First we had to make Postlab's cloud storage component “Drive” compatible with Media Composer. Avid's Bin Locking technology is the key here. If we could “speak'' Avid, then Media Composer Ultimate would be able to use whatever storage we provided. In addition to compatibility, this also opens up collaboration: the whole point of Bin Locking is that it makes it safe for multiple editors to work on the same project, via the same shared storage, with no complicated intermediate processes or technologies.

We’ve done this through our partnership with LucidLink: we bring the locking tech, they bring the cloud NAS tech. Together we’ve created and configured all the layers needed to make cloud storage function as if it's local shared workspace.

What does this mean? It means that to Avid editors, Postlab for Media Composer looks, works, and feels like a NEXIS — but in the cloud. It acts just like you have fast storage connected in your own facility. What’s more, it has all the collaborative functionality built in as well.

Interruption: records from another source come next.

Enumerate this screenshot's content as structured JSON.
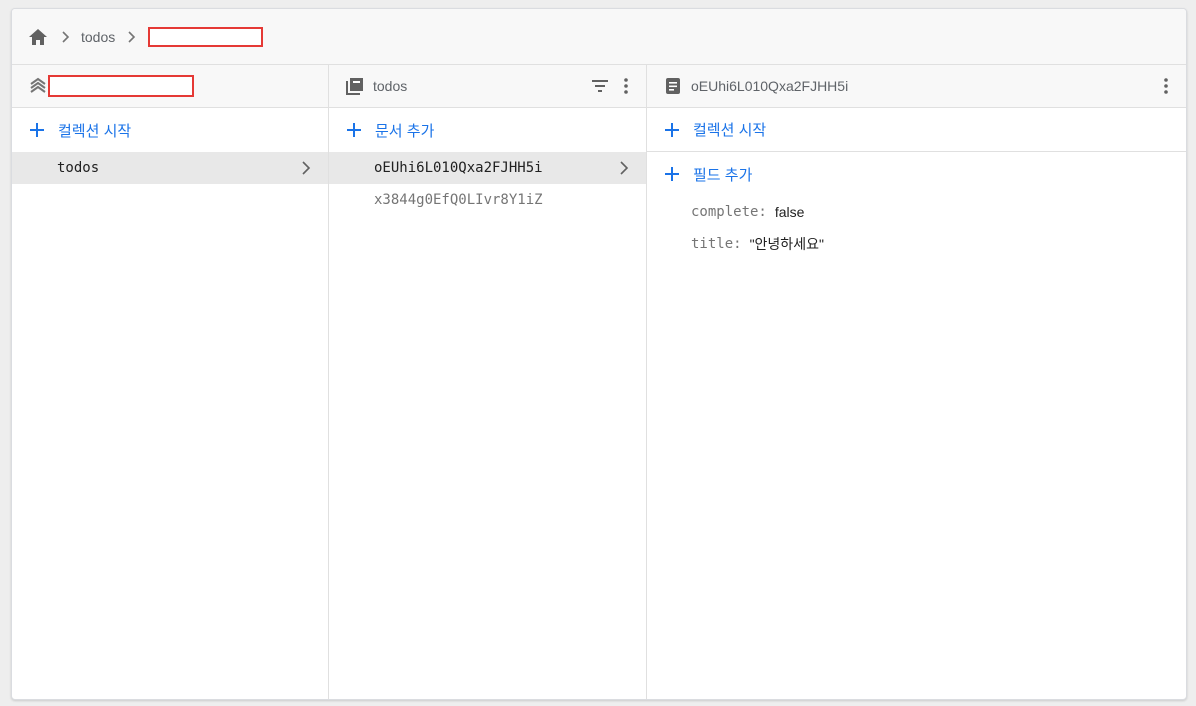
{
  "breadcrumb": {
    "items": [
      "todos"
    ]
  },
  "columns": {
    "root": {
      "add_label": "컬렉션 시작",
      "items": [
        {
          "label": "todos",
          "selected": true
        }
      ]
    },
    "collection": {
      "title": "todos",
      "add_label": "문서 추가",
      "items": [
        {
          "label": "oEUhi6L010Qxa2FJHH5i",
          "selected": true
        },
        {
          "label": "x3844g0EfQ0LIvr8Y1iZ",
          "selected": false
        }
      ]
    },
    "document": {
      "title": "oEUhi6L010Qxa2FJHH5i",
      "add_collection_label": "컬렉션 시작",
      "add_field_label": "필드 추가",
      "fields": [
        {
          "key": "complete:",
          "value": "false"
        },
        {
          "key": "title:",
          "value": "\"안녕하세요\""
        }
      ]
    }
  },
  "colors": {
    "accent": "#1a73e8",
    "redaction": "#e53935"
  },
  "icons": {
    "home": "home-icon",
    "separator": "chevron-right-icon",
    "root": "database-stack-icon",
    "collection": "collection-icon",
    "document": "document-icon",
    "filter": "filter-icon",
    "menu": "more-vert-icon",
    "add": "plus-icon"
  }
}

Smooth operator

Finally, we had to make sure it worked smoothly with fast and slow broadband. With fast connections, you can edit directly, with low latency. For slower speeds, we designed Drive so that it would cache media and all other data needed for your production on your local drive. Once cached, the only limit is the speed of your own SSD. If you’re editing on the new Macbook Pros, you’ll be using some of the fastest storage ever put into a laptop. For Windows users, we have a version coming to you. It, too, will work with whatever fast storage you choose.

All of this is possible because, once your cache is in place, the only changes are tiny, and likely to be project data. LucidLink's brilliant sync technology only requires syncing of the changed bytes. For a lock file, that's not even a KB of data.

One other thing: even though your working media is cached on your computer, it’s totally inaccessible to anyone who is not signed in with their own valid credentials. To anyone else, the cache is a meaningless blob, and is arguably more secure than traditional on-premise storage.

That’s the technical background. What about the wider advantages?

First, economics. The cloud is almost infinitely flexible. Once you start using Postlab, you can expand one week and shrink the next, with your resources ebbing and flowing with the workload. Need 20 extra editors for a week? You can have them up and running within minutes, and remove them from the team when you’re finished. Add to that being able to recruit talent from anywhere in the world. Creativity and location are not related to each other, remember?

Next, familiarity. There’s literally no need to train anyone to use the system. They already know how. It’s no different. Create a workspace and they’re up and running.

One more thing

Finally, there are many other benefits, but there’s one that’s absolutely critical. Postlab for Media Composer releases you from vendor lock-in. There’s no longer any need to stick with the same manufacturer. The cloud is an open environment. It’s an opportunity for multiple vendors to work together. No single manufacturer has all the best stuff, and it follows that you’re at a disadvantage if you’re locked in.

There’s a lot more to say about Postlab, and a lot more that we can do in the future. We’re pretty sure we can create workflow innovations that we haven’t thought of yet. And we’re always open to suggestions.

Meanwhile, if you’d like to try Postlab for Media Composer, it’s easy. Book a demo, or jump in and start the free 15-day trial. (For Windows, email and ask us to join our Early Adopter programme) 👉